Wesley W. Wray: Entourage it helps me to be way better and I’m glad that it helped me because I like what I do for my craft. I needed to work on my dynamics meaning crescendos, making sound like it’s an actual recording. And my energy was good. I’m a great entertainer.
Hayes: It takes more work. You know, the pay may not add up to however much more you put into it, but that’s what these kids need, cause that’s what I received. And I instill that in my kids. And that’s why I am where I am. That old school training– there it is, old school training. You can never go wrong with that. It’s gonna make you.
Children: (piano and sing “Moment 4 Life” and fade out)
About the Director
Ashley Sebok was born in The Hague, Netherlands, and raised in Miami. As the only child to a Dutch father and Liberian mother, Ashley’s cultural heritage continues to be a defining part of her personal and artistic journey, informing her process and practice. Ashley discovered her love for film and photography while on a semester abroad in India during her senior year of high school, which resulted in a strong portfolio that earned her a full scholarship to Parsons the New School for Design in New York, with opportunities to study in Paris and Beijing. Since graduation, Ashley focuses her artistic practice on photography, film, and video installation, exploring intersectionality, cultural identity, family, femininity, and motherhood.

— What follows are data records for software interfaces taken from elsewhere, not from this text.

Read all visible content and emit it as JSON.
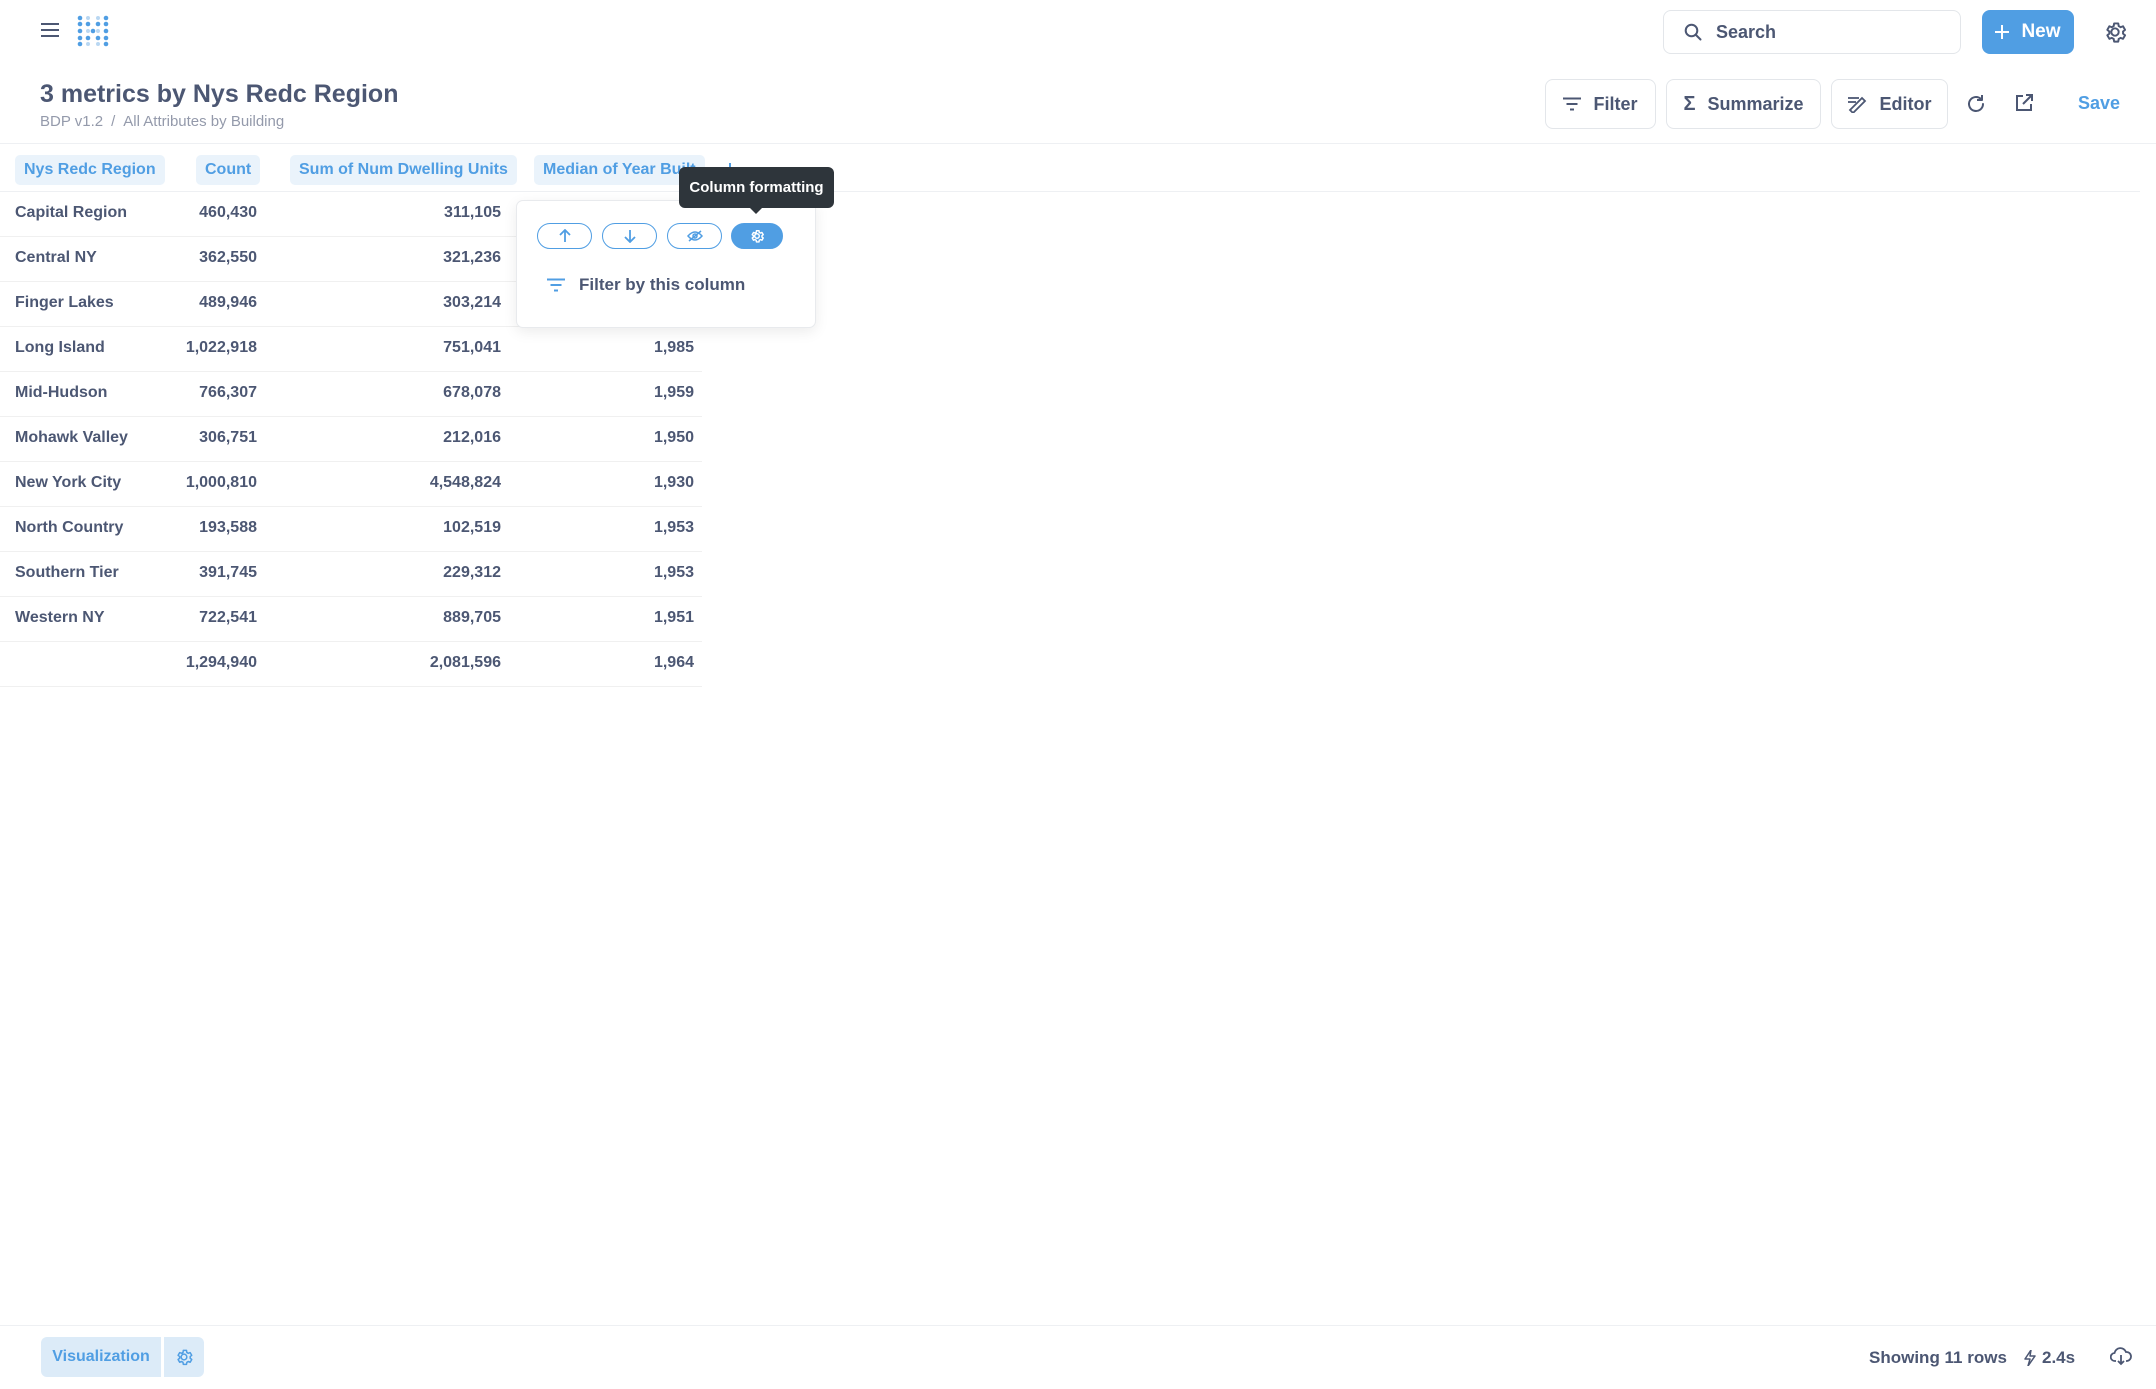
{
  "topbar": {
    "search_label": "Search",
    "new_label": "New"
  },
  "question": {
    "title": "3 metrics by Nys Redc Region",
    "breadcrumb": [
      "BDP v1.2",
      "/",
      "All Attributes by Building"
    ]
  },
  "actions": {
    "filter": "Filter",
    "summarize": "Summarize",
    "editor": "Editor",
    "save": "Save"
  },
  "table": {
    "columns": [
      "Nys Redc Region",
      "Count",
      "Sum of Num Dwelling Units",
      "Median of Year Built"
    ],
    "rows": [
      [
        "Capital Region",
        "460,430",
        "311,105",
        ""
      ],
      [
        "Central NY",
        "362,550",
        "321,236",
        ""
      ],
      [
        "Finger Lakes",
        "489,946",
        "303,214",
        ""
      ],
      [
        "Long Island",
        "1,022,918",
        "751,041",
        "1,985"
      ],
      [
        "Mid-Hudson",
        "766,307",
        "678,078",
        "1,959"
      ],
      [
        "Mohawk Valley",
        "306,751",
        "212,016",
        "1,950"
      ],
      [
        "New York City",
        "1,000,810",
        "4,548,824",
        "1,930"
      ],
      [
        "North Country",
        "193,588",
        "102,519",
        "1,953"
      ],
      [
        "Southern Tier",
        "391,745",
        "229,312",
        "1,953"
      ],
      [
        "Western NY",
        "722,541",
        "889,705",
        "1,951"
      ],
      [
        "",
        "1,294,940",
        "2,081,596",
        "1,964"
      ]
    ]
  },
  "popover": {
    "tooltip": "Column formatting",
    "filter_label": "Filter by this column",
    "icons": [
      "arrow-up-icon",
      "arrow-down-icon",
      "eye-off-icon",
      "gear-icon",
      "filter-icon"
    ]
  },
  "footer": {
    "visualization_label": "Visualization",
    "row_count": "Showing 11 rows",
    "timing": "2.4s"
  },
  "colors": {
    "accent": "#509ee3",
    "text": "#4c5773",
    "muted": "#949aab",
    "tooltip_bg": "#2e353b"
  }
}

Aaron Glickman is a Miami native. After earning his degree in theatre from Florida State University, Aaron headed west to Los Angeles where he lived and worked for a decade. In 2006, he came home to launch Luxury Condo Living magazine – a print publication that covered the luxury condo lifestyle. As the impending real estate crash loomed, Aaron identified SocialMiami, a society blog with highly targeted following. After creating a business strategy designed to transform the platform into an online glossy magazine, Aaron became publisher, and the platform increased in revenue and site visitors by 10 times. He developed partnerships and marketing strategies with many of Miami’s most powerful brands, and created viral editorial strategies that highlighted the city’s greatest influencers. Additionally, Aaron became more involved with his community, sitting on committees and raising funds for Baptist Health, Miami Children’s Museum, Miami Children’s Hospital, YoungArts and many more. Aaron is currently a board member of Miami Theater Center and in 2015 was honored as a Miracle Maker by the Women’s Committee of Big Brothers Big Sisters of Greater Miami. That same year, Aaron returned to the stage playing Richard Sherman in The Seven Year Itch at Miami Theater Center. His new media venture, Current.Miami, is a video-based digital media platform with an emphasis on storytelling.